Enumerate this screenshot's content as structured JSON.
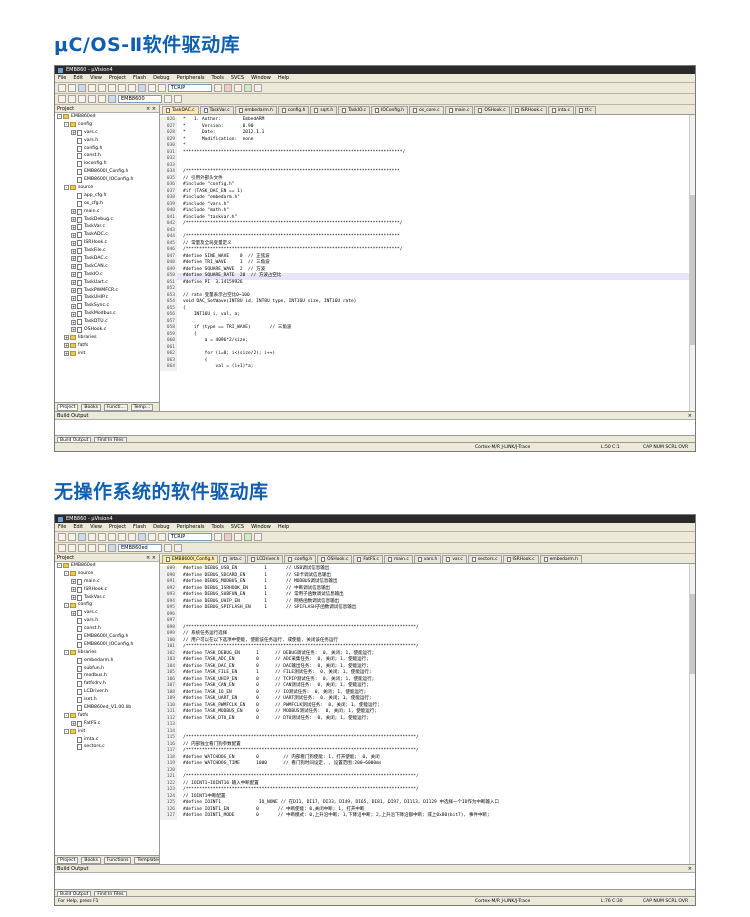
{
  "section1": {
    "heading": "μC/OS-Ⅱ软件驱动库",
    "window_title": "EMB860 - µVision4",
    "menu": [
      "File",
      "Edit",
      "View",
      "Project",
      "Flash",
      "Debug",
      "Peripherals",
      "Tools",
      "SVCS",
      "Window",
      "Help"
    ],
    "target_combo": "EMB8600",
    "search_combo": "TCRIP",
    "panel_head": "Project",
    "tree": [
      {
        "indent": 0,
        "exp": "-",
        "type": "fold",
        "label": "EMB860ed"
      },
      {
        "indent": 1,
        "exp": "-",
        "type": "fold",
        "label": "config"
      },
      {
        "indent": 2,
        "exp": "+",
        "type": "file",
        "label": "vars.c"
      },
      {
        "indent": 2,
        "exp": "",
        "type": "file",
        "label": "vars.h"
      },
      {
        "indent": 2,
        "exp": "",
        "type": "file",
        "label": "config.h"
      },
      {
        "indent": 2,
        "exp": "",
        "type": "file",
        "label": "const.h"
      },
      {
        "indent": 2,
        "exp": "",
        "type": "file",
        "label": "ioconfig.h"
      },
      {
        "indent": 2,
        "exp": "",
        "type": "file",
        "label": "EMB8600l_Config.h"
      },
      {
        "indent": 2,
        "exp": "",
        "type": "file",
        "label": "EMB8600l_IOConfig.h"
      },
      {
        "indent": 1,
        "exp": "-",
        "type": "fold",
        "label": "source"
      },
      {
        "indent": 2,
        "exp": "",
        "type": "file",
        "label": "app_cfg.h"
      },
      {
        "indent": 2,
        "exp": "",
        "type": "file",
        "label": "os_cfg.h"
      },
      {
        "indent": 2,
        "exp": "+",
        "type": "file",
        "label": "main.c"
      },
      {
        "indent": 2,
        "exp": "+",
        "type": "file",
        "label": "TaskDebug.c"
      },
      {
        "indent": 2,
        "exp": "+",
        "type": "file",
        "label": "TaskVar.c"
      },
      {
        "indent": 2,
        "exp": "+",
        "type": "file",
        "label": "TaskADC.c"
      },
      {
        "indent": 2,
        "exp": "+",
        "type": "file",
        "label": "ISRHook.c"
      },
      {
        "indent": 2,
        "exp": "+",
        "type": "file",
        "label": "TaskFile.c"
      },
      {
        "indent": 2,
        "exp": "+",
        "type": "file",
        "label": "TaskDAC.c"
      },
      {
        "indent": 2,
        "exp": "+",
        "type": "file",
        "label": "TaskCAN.c"
      },
      {
        "indent": 2,
        "exp": "+",
        "type": "file",
        "label": "TaskIO.c"
      },
      {
        "indent": 2,
        "exp": "+",
        "type": "file",
        "label": "TaskUart.c"
      },
      {
        "indent": 2,
        "exp": "+",
        "type": "file",
        "label": "TaskPWMFCR.c"
      },
      {
        "indent": 2,
        "exp": "+",
        "type": "file",
        "label": "TaskUHIP.c"
      },
      {
        "indent": 2,
        "exp": "+",
        "type": "file",
        "label": "TaskSync.c"
      },
      {
        "indent": 2,
        "exp": "+",
        "type": "file",
        "label": "TaskModbus.c"
      },
      {
        "indent": 2,
        "exp": "+",
        "type": "file",
        "label": "TaskDTU.c"
      },
      {
        "indent": 2,
        "exp": "+",
        "type": "file",
        "label": "OSHook.c"
      },
      {
        "indent": 1,
        "exp": "+",
        "type": "fold",
        "label": "libraries"
      },
      {
        "indent": 1,
        "exp": "+",
        "type": "fold",
        "label": "fatfs"
      },
      {
        "indent": 1,
        "exp": "+",
        "type": "fold",
        "label": "init"
      }
    ],
    "proj_tabs": [
      "Project",
      "Books",
      "Functi...",
      "Temp..."
    ],
    "tabs": [
      "TaskDAC.c",
      "TaskVar.c",
      "embedarm.h",
      "config.h",
      "sqrt.h",
      "TaskIO.c",
      "IOConfig.h",
      "os_core.c",
      "main.c",
      "OSHook.c",
      "ISRHook.c",
      "inta.c",
      "tf.c"
    ],
    "code": [
      {
        "n": "026",
        "t": "*   1. Author:        EmbedARM",
        "c": "cmt"
      },
      {
        "n": "027",
        "t": "*      Version:       0.90",
        "c": "cmt"
      },
      {
        "n": "028",
        "t": "*      Date:          2012.1.1",
        "c": "cmt"
      },
      {
        "n": "029",
        "t": "*      Modification:  none",
        "c": "cmt"
      },
      {
        "n": "030",
        "t": "*",
        "c": "cmt"
      },
      {
        "n": "031",
        "t": "*********************************************************************************/",
        "c": "cmt"
      },
      {
        "n": "032",
        "t": "",
        "c": ""
      },
      {
        "n": "033",
        "t": "",
        "c": ""
      },
      {
        "n": "034",
        "t": "/*******************************************************************************",
        "c": "cmt"
      },
      {
        "n": "035",
        "t": "// 引用外部头文件",
        "c": "cmt"
      },
      {
        "n": "036",
        "t": "#include \"config.h\"",
        "c": "kw"
      },
      {
        "n": "037",
        "t": "#if (TASK_DAC_EN == 1)",
        "c": "kw"
      },
      {
        "n": "038",
        "t": "#include \"embedarm.h\"",
        "c": "kw"
      },
      {
        "n": "039",
        "t": "#include \"vars.h\"",
        "c": "kw"
      },
      {
        "n": "040",
        "t": "#include \"math.h\"",
        "c": "kw"
      },
      {
        "n": "041",
        "t": "#include \"taskvar.h\"",
        "c": "kw"
      },
      {
        "n": "042",
        "t": "/*******************************************************************************/",
        "c": "cmt"
      },
      {
        "n": "043",
        "t": "",
        "c": ""
      },
      {
        "n": "044",
        "t": "/*******************************************************************************",
        "c": "cmt"
      },
      {
        "n": "045",
        "t": "// 常量及全局变量定义",
        "c": "cmt"
      },
      {
        "n": "046",
        "t": "/*******************************************************************************/",
        "c": "cmt"
      },
      {
        "n": "047",
        "t": "#define SINE_WAVE    0  // 正弦波",
        "c": "kw"
      },
      {
        "n": "048",
        "t": "#define TRI_WAVE     1  // 三角波",
        "c": "kw"
      },
      {
        "n": "049",
        "t": "#define SQUARE_WAVE  2  // 方波",
        "c": "kw"
      },
      {
        "n": "050",
        "t": "#define SQUARE_RATE  20  // 方波占空比",
        "c": "kw",
        "hl": true
      },
      {
        "n": "051",
        "t": "#define PI  3.14159926",
        "c": "kw"
      },
      {
        "n": "052",
        "t": "",
        "c": ""
      },
      {
        "n": "053",
        "t": "// rate 变量表示占空比0~100",
        "c": "cmt"
      },
      {
        "n": "054",
        "t": "void DAC_SetWave(INT8U id, INT8U type, INT16U size, INT16U rate)",
        "c": ""
      },
      {
        "n": "055",
        "t": "{",
        "c": ""
      },
      {
        "n": "056",
        "t": "    INT16U i, val, a;",
        "c": ""
      },
      {
        "n": "057",
        "t": "",
        "c": ""
      },
      {
        "n": "058",
        "t": "    if (type == TRI_WAVE)       // 三角波",
        "c": ""
      },
      {
        "n": "059",
        "t": "    {",
        "c": ""
      },
      {
        "n": "060",
        "t": "        a = 4096*2/size;",
        "c": ""
      },
      {
        "n": "061",
        "t": "",
        "c": ""
      },
      {
        "n": "062",
        "t": "        for (i=0; i<(size/2); i++)",
        "c": ""
      },
      {
        "n": "063",
        "t": "        {",
        "c": ""
      },
      {
        "n": "064",
        "t": "            val = (i+1)*a;",
        "c": ""
      }
    ],
    "build_head": "Build Output",
    "build_tabs": [
      "Build Output",
      "Find In Files"
    ],
    "status_mid": "Cortex-M/R J-LINK/J-Trace",
    "status_pos": "L:50 C:1",
    "status_caps": "CAP  NUM  SCRL  OVR  R/W"
  },
  "section2": {
    "heading": "无操作系统的软件驱动库",
    "window_title": "EMB860 - µVision4",
    "menu": [
      "File",
      "Edit",
      "View",
      "Project",
      "Flash",
      "Debug",
      "Peripherals",
      "Tools",
      "SVCS",
      "Window",
      "Help"
    ],
    "target_combo": "EMB860ed",
    "search_combo": "TCRIP",
    "panel_head": "Project",
    "tree": [
      {
        "indent": 0,
        "exp": "-",
        "type": "fold",
        "label": "EMB860ed"
      },
      {
        "indent": 1,
        "exp": "-",
        "type": "fold",
        "label": "source"
      },
      {
        "indent": 2,
        "exp": "+",
        "type": "file",
        "label": "main.c"
      },
      {
        "indent": 2,
        "exp": "+",
        "type": "file",
        "label": "ISRHook.c"
      },
      {
        "indent": 2,
        "exp": "+",
        "type": "file",
        "label": "TaskVar.c"
      },
      {
        "indent": 1,
        "exp": "-",
        "type": "fold",
        "label": "config"
      },
      {
        "indent": 2,
        "exp": "+",
        "type": "file",
        "label": "vars.c"
      },
      {
        "indent": 2,
        "exp": "",
        "type": "file",
        "label": "vars.h"
      },
      {
        "indent": 2,
        "exp": "",
        "type": "file",
        "label": "const.h"
      },
      {
        "indent": 2,
        "exp": "",
        "type": "file",
        "label": "EMB8600l_Config.h"
      },
      {
        "indent": 2,
        "exp": "",
        "type": "file",
        "label": "EMB8600l_IOConfig.h"
      },
      {
        "indent": 1,
        "exp": "-",
        "type": "fold",
        "label": "libraries"
      },
      {
        "indent": 2,
        "exp": "",
        "type": "file",
        "label": "embedarm.h"
      },
      {
        "indent": 2,
        "exp": "",
        "type": "file",
        "label": "subfun.h"
      },
      {
        "indent": 2,
        "exp": "",
        "type": "file",
        "label": "modbus.h"
      },
      {
        "indent": 2,
        "exp": "",
        "type": "file",
        "label": "fatfsdrv.h"
      },
      {
        "indent": 2,
        "exp": "",
        "type": "file",
        "label": "LCDriver.h"
      },
      {
        "indent": 2,
        "exp": "",
        "type": "file",
        "label": "iset.h"
      },
      {
        "indent": 2,
        "exp": "",
        "type": "file",
        "label": "EMB860ed_V1.00.lib"
      },
      {
        "indent": 1,
        "exp": "-",
        "type": "fold",
        "label": "fatfs"
      },
      {
        "indent": 2,
        "exp": "+",
        "type": "file",
        "label": "FatFS.c"
      },
      {
        "indent": 1,
        "exp": "-",
        "type": "fold",
        "label": "init"
      },
      {
        "indent": 2,
        "exp": "",
        "type": "file",
        "label": "imta.c"
      },
      {
        "indent": 2,
        "exp": "",
        "type": "file",
        "label": "sectors.c"
      }
    ],
    "proj_tabs": [
      "Project",
      "Books",
      "Functions",
      "Templates"
    ],
    "tabs": [
      "EMB8600l_Config.h",
      "inta.c",
      "LCDriver.h",
      "config.h",
      "OSHook.c",
      "FatFS.c",
      "main.c",
      "vars.h",
      "var.c",
      "sectors.c",
      "ISRHook.c",
      "embedarm.h"
    ],
    "code": [
      {
        "n": "089",
        "t": "#define DEBUG_USB_EN          1       // USB调试信息输出",
        "c": "kw"
      },
      {
        "n": "090",
        "t": "#define DEBUG_SDCARD_EN       1       // SD卡调试信息输出",
        "c": "kw"
      },
      {
        "n": "091",
        "t": "#define DEBUG_MODBUS_EN       1       // MODBUS调试信息输出",
        "c": "kw"
      },
      {
        "n": "092",
        "t": "#define DEBUG_ISRHOOK_EN      1       // 中断调试信息输出",
        "c": "kw"
      },
      {
        "n": "093",
        "t": "#define DEBUG_SUBFUN_EN       1       // 常用子函数调试信息输出",
        "c": "kw"
      },
      {
        "n": "094",
        "t": "#define DEBUG_UHIP_EN         1       // 网络函数调试信息输出",
        "c": "kw"
      },
      {
        "n": "095",
        "t": "#define DEBUG_SPIFLASH_EN     1       // SPIFLASH子函数调试信息输出",
        "c": "kw"
      },
      {
        "n": "096",
        "t": "",
        "c": ""
      },
      {
        "n": "097",
        "t": "",
        "c": ""
      },
      {
        "n": "098",
        "t": "/*************************************************************************************/",
        "c": "cmt"
      },
      {
        "n": "099",
        "t": "// 系统任务运行选择",
        "c": "cmt"
      },
      {
        "n": "100",
        "t": "// 用户可以在以下选项中使能, 使能该任务运行, 或使能, 关闭该任务运行",
        "c": "cmt"
      },
      {
        "n": "101",
        "t": "/*************************************************************************************/",
        "c": "cmt"
      },
      {
        "n": "102",
        "t": "#define TASK_DEBUG_EN      1      // DEBUG调试任务:  0, 关闭; 1, 使能运行;",
        "c": "kw"
      },
      {
        "n": "103",
        "t": "#define TASK_ADC_EN        0      // ADC采集任务:  0, 关闭; 1, 使能运行;",
        "c": "kw"
      },
      {
        "n": "104",
        "t": "#define TASK_DAC_EN        0      // DAC输出任务:  0, 关闭; 1, 使能运行;",
        "c": "kw"
      },
      {
        "n": "105",
        "t": "#define TASK_FILE_EN       1      // FILE测试任务:  0, 关闭; 1, 使能运行;",
        "c": "kw"
      },
      {
        "n": "106",
        "t": "#define TASK_UHIP_EN       0      // TCPIP测试任务:  0, 关闭; 1, 使能运行;",
        "c": "kw"
      },
      {
        "n": "107",
        "t": "#define TASK_CAN_EN        0      // CAN测试任务:  0, 关闭; 1, 使能运行;",
        "c": "kw"
      },
      {
        "n": "108",
        "t": "#define TASK_IO_EN         0      // IO测试任务:  0, 关闭; 1, 使能运行;",
        "c": "kw"
      },
      {
        "n": "109",
        "t": "#define TASK_UART_EN       0      // UART测试任务:  0, 关闭; 1, 使能运行;",
        "c": "kw"
      },
      {
        "n": "110",
        "t": "#define TASK_PWMFCLK_EN    0      // PWMFCLK测试任务:  0, 关闭; 1, 使能运行;",
        "c": "kw"
      },
      {
        "n": "111",
        "t": "#define TASK_MODBUS_EN     0      // MODBUS测试任务:  0, 关闭; 1, 使能运行;",
        "c": "kw"
      },
      {
        "n": "112",
        "t": "#define TASK_DTU_EN        0      // DTU测试任务:  0, 关闭; 1, 使能运行;",
        "c": "kw"
      },
      {
        "n": "113",
        "t": "",
        "c": ""
      },
      {
        "n": "114",
        "t": "",
        "c": ""
      },
      {
        "n": "115",
        "t": "/*************************************************************************************/",
        "c": "cmt"
      },
      {
        "n": "116",
        "t": "// 内部独立看门狗参数配置",
        "c": "cmt"
      },
      {
        "n": "117",
        "t": "/*************************************************************************************/",
        "c": "cmt"
      },
      {
        "n": "118",
        "t": "#define WATCHDOG_EN        0         // 内部看门狗使能: 1, 打开使能;  0, 关闭",
        "c": "kw"
      },
      {
        "n": "119",
        "t": "#define WATCHDOG_TIME      1000      // 看门狗时间设定, , 设置范围:200~6000ms",
        "c": "kw"
      },
      {
        "n": "120",
        "t": "",
        "c": ""
      },
      {
        "n": "121",
        "t": "/*************************************************************************************/",
        "c": "cmt"
      },
      {
        "n": "122",
        "t": "// IOINT1~IOINT16 输入中断配置",
        "c": "cmt"
      },
      {
        "n": "123",
        "t": "/*************************************************************************************/",
        "c": "cmt"
      },
      {
        "n": "124",
        "t": "// IOINT1中断配置",
        "c": "cmt"
      },
      {
        "n": "125",
        "t": "#define IOINT1              IO_NONE // 在DI1, DI17, DI33, DI49, DI65, DI81, DI97, DI113, DI129 中选择一个IO作为中断输入口",
        "c": "kw"
      },
      {
        "n": "126",
        "t": "#define IOINT1_EN          0       // 中断使能: 0,关闭中断; 1, 打开中断",
        "c": "kw"
      },
      {
        "n": "127",
        "t": "#define IOINT1_MODE        0       // 中断模式: 0,上升沿中断; 1,下降沿中断; 2,上升沿下降沿都中断; 或上0x80(bit7), 事件中断;",
        "c": "kw"
      }
    ],
    "build_head": "Build Output",
    "build_tabs": [
      "Build Output",
      "Find In Files"
    ],
    "status_left": "For Help, press F1",
    "status_mid": "Cortex-M/R J-LINK/J-Trace",
    "status_pos": "L:76 C:30",
    "status_caps": "CAP  NUM  SCRL  OVR  R/W"
  },
  "colors": {
    "heading": "#0f5eb0",
    "active_tab": "#fbe8a8",
    "comment": "#008000",
    "keyword": "#0000c8"
  },
  "icons": [
    "app-icon",
    "folder-icon",
    "file-icon",
    "new-file-icon",
    "open-icon",
    "save-icon",
    "cut-icon",
    "copy-icon",
    "paste-icon",
    "undo-icon",
    "redo-icon",
    "build-icon",
    "rebuild-icon",
    "debug-icon",
    "search-icon",
    "settings-icon"
  ]
}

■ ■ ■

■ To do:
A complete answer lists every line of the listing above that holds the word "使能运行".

■ Task response:
        "t": "#define TASK_DEBUG_EN      1      // DEBUG调试任务:  0, 关闭; 1, 使能运行;",
        "t": "#define TASK_ADC_EN        0      // ADC采集任务:  0, 关闭; 1, 使能运行;",
        "t": "#define TASK_DAC_EN        0      // DAC输出任务:  0, 关闭; 1, 使能运行;",
        "t": "#define TASK_FILE_EN       1      // FILE测试任务:  0, 关闭; 1, 使能运行;",
        "t": "#define TASK_UHIP_EN       0      // TCPIP测试任务:  0, 关闭; 1, 使能运行;",
        "t": "#define TASK_CAN_EN        0      // CAN测试任务:  0, 关闭; 1, 使能运行;",
        "t": "#define TASK_IO_EN         0      // IO测试任务:  0, 关闭; 1, 使能运行;",
        "t": "#define TASK_UART_EN       0      // UART测试任务:  0, 关闭; 1, 使能运行;",
        "t": "#define TASK_PWMFCLK_EN    0      // PWMFCLK测试任务:  0, 关闭; 1, 使能运行;",
        "t": "#define TASK_MODBUS_EN     0      // MODBUS测试任务:  0, 关闭; 1, 使能运行;",
        "t": "#define TASK_DTU_EN        0      // DTU测试任务:  0, 关闭; 1, 使能运行;",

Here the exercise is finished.